- View images over time alongside a data visualization chart to identify trends and patterns in a Time Series mode
- Use the app remotely, without an internet connection
Interested in trying Earth Lens? Check out the source code on GitHub, where you can also find instructions on how to build the iPad application and leverage the machine learning model that powers the project. You can learn more or provide feedback via GitHub.
Meet the team
"We make it easier for sustainability researchers to extract important insights."
Alex Jordache, Elsie Ju, Kelin Kaardal, Michelle Chen, Nelani Skantharajah, Seara Chen, and Yuchong Pan
Coaches: Andrii Kalinichenko, Hailey Musselman, Siddhant Mehta, and Tejbir Sodhana
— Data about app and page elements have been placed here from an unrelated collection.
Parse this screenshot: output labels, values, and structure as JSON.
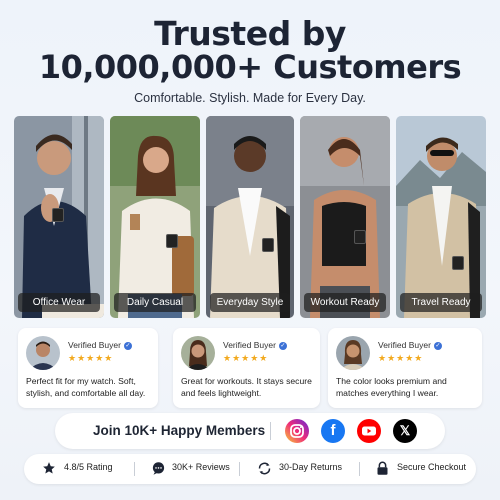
{
  "headline": {
    "line1": "Trusted by",
    "line2": "10,000,000+ Customers"
  },
  "subheadline": "Comfortable. Stylish. Made for Every Day.",
  "styles": [
    {
      "label": "Office Wear"
    },
    {
      "label": "Daily Casual"
    },
    {
      "label": "Everyday Style"
    },
    {
      "label": "Workout Ready"
    },
    {
      "label": "Travel Ready"
    }
  ],
  "reviews": [
    {
      "badge": "Verified Buyer",
      "stars": "★★★★★",
      "rating": 5,
      "text": "Perfect fit for my watch. Soft, stylish, and comfortable all day."
    },
    {
      "badge": "Verified Buyer",
      "stars": "★★★★★",
      "rating": 5,
      "text": "Great for workouts. It stays secure and feels lightweight."
    },
    {
      "badge": "Verified Buyer",
      "stars": "★★★★★",
      "rating": 5,
      "text": "The color looks premium and matches everything I wear."
    }
  ],
  "community": {
    "label": "Join 10K+ Happy Members",
    "socials": [
      {
        "icon": "instagram-icon",
        "color": "#d62976"
      },
      {
        "icon": "facebook-icon",
        "color": "#1877f2"
      },
      {
        "icon": "youtube-icon",
        "color": "#ff0000"
      },
      {
        "icon": "x-icon",
        "color": "#000000"
      }
    ]
  },
  "trust_bar": [
    {
      "icon": "star-icon",
      "label": "4.8/5 Rating"
    },
    {
      "icon": "chat-icon",
      "label": "30K+ Reviews"
    },
    {
      "icon": "return-icon",
      "label": "30-Day Returns"
    },
    {
      "icon": "lock-icon",
      "label": "Secure Checkout"
    }
  ],
  "colors": {
    "heading": "#1d2434",
    "star": "#f2a91e",
    "verified": "#3c71d6"
  }
}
Earth Lens was designed and built by Garage interns and sponsored by the AI for Earth team at Microsoft. The Garage Internship in Vancouver gives interns a unique, startup style internship in which they work in teams of 5 to 6 to respond to a sponsor’s challenge. The AI for Earth team tasked the interns with using AI to better equip environmentalists and humanitarians to achieve more. Using a trained machine learning model provided by the sponsor, the intern team crafted an app inspired by recent advancements in disaster relief efforts leveraging satellite imagery to accelerate and organize aid. The team hopes that they will inspire others to see how they can employ AI to make a difference. Earth Lens releases on the heels of Microsoft’s announcement to commit $40 Million over a period of 5 years to use AI for humanitarian efforts.